From the very first images, attention is attracted by vibrant colors: above all, the green of rows that, like a precious diadem, cover sinuous hills, the gold and the purple of grapes, the brown of barrels.

Slow panoramic shots show lush countrysides in all their splendor: enchanted places, fit for a book of fables, crossed by placid rivers and embellished by small, picturesque villages.

A sweet and intriguing soundtrack, leitmotiv of the entire serie, accompanies the declaration of love of a ‘vigneron’ for his land and his job: far more than a simple profession, it’s an irresistible passion.

Wine Masters Review: inspecting the vineyard.

Klaas highlights immediately the deep connection between nature and human factors when dealing with winemaking. His reference to an extended interpretation of the concept of ‘terroir’ is explicit: an interpretation that, in addition to terrain, climate and cultivation techniques, includes people as an essential ingredient in the creation of a great product.

The humanity he refers to is embodied in the great ‘families of wine’: in the first season of Wine Masters we meet five of them, one for each episode, representing specific areas of France: the Guigal Family (Rhone), the Bourgeois Family (Loire), the De Bouard Family (Bordeaux), the Drouhin Family (Burgundy) and the Trimbach Family (Alsace).
They are all very special, there are no doubts about it: custodians of knowledge passed down jealously from one generation to another and perfected over time. A type of knowledge finding its expression in the creation of unique wines, true works of art, whose value derives not just from quality, but also and above all from a strong ‘personality’, reflecting perfectly that of their makers.
The film director is very good at revealing features like this one: something impalpable, but clearly of fundamental importance. To achieve this result, he brings into play the members of these families: listening to their words and looking at them during the interviews, it’s possible to start understanding what it means to be a Master of Wine.

Klaas, whose direction manages to be both strong and discreet, is supported in every episode by the precious comments of two experts, Tim Atkin and Jeannie Cho Lee, passionate journalists and wine writers.

At the end of each video, its protagonists suggest their favorite matches with food. Convivial scenes complete the narration, showing the families of wine at the table and portraying them in what is probably their moment of maximum unity and splendor.

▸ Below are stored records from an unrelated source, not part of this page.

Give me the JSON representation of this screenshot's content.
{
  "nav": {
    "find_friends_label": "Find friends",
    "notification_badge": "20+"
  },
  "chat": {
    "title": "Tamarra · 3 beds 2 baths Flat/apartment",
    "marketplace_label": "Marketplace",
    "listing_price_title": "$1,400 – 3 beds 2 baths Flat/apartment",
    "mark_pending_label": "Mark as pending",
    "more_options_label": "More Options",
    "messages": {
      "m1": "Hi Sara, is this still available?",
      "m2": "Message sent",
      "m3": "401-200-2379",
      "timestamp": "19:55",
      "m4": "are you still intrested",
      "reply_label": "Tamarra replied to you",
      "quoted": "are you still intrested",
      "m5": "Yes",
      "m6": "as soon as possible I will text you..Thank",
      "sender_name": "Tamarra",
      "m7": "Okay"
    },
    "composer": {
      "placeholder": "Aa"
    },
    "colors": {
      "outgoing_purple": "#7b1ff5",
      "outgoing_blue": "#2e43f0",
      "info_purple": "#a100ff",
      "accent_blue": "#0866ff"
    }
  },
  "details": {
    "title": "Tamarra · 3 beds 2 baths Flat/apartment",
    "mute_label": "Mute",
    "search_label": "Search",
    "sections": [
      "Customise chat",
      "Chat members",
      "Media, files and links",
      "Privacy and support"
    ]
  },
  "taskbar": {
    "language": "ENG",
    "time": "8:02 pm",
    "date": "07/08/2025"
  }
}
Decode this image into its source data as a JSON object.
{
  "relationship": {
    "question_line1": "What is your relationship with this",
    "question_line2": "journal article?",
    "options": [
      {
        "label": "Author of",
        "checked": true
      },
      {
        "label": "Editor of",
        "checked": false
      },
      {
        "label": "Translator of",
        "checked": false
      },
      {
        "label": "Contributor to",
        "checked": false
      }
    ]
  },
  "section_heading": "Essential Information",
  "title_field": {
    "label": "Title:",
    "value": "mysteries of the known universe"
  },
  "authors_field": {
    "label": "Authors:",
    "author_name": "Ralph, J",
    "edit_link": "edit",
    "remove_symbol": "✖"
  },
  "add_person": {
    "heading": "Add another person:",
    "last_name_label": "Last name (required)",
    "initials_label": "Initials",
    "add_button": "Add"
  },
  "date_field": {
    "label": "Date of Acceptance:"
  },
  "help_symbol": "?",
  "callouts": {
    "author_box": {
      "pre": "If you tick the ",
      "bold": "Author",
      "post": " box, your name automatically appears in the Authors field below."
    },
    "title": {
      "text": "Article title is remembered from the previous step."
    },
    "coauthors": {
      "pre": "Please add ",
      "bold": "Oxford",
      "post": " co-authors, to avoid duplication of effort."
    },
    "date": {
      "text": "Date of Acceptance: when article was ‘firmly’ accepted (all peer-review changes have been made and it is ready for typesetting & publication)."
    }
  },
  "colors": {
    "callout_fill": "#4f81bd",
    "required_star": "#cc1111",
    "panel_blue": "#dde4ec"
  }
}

Those who are lucky enough to savour and appreciate the fruits of these people’s hard work, should be aware that opening one of their bottles, it’s like to open the Pandora’s box, whose content is a huge quantity of sensations, deeply marked by vivid humanity: a type of ingredient that can instill unique pleasures in both the palate and the mind.

If the purpose of Klaas de Jong in making Wine Master was to provide its viewers not just with information, but also with sensations, he has been successful. This serie is therefore recommended in equal measure to both novices and enthusiasts, giving the opportunity to really ‘feel’ and appreciate the world of wine.

Wine Masters Review: looking at the vineyard.
Klaas de Jong

“Win has always been a big passion and hobby of mine. Now I want to share this with other wine lovers”.
Klaas de Jong

Wine & Grapes.

Wine Masters
First Season: France

Each of the five episodes of ‘Wine Masters’ is dedicated to a specific area of France:

Episode 1: Rhone

Episode 1: Rhone

Episode 2: Loire

Episode 2: Loire

Episode 3: Bordeaux

Episode 3: Bordeaux

Episode 4: Burgundy

Episode 4: Burgundy

Episode 5: Alsace

Episode 5: Alsace

Wine Masters Logo

The images displayed in this page belong to WebFoodCulture, to Mr. Klaas de Jong and to FarmHouse Prod.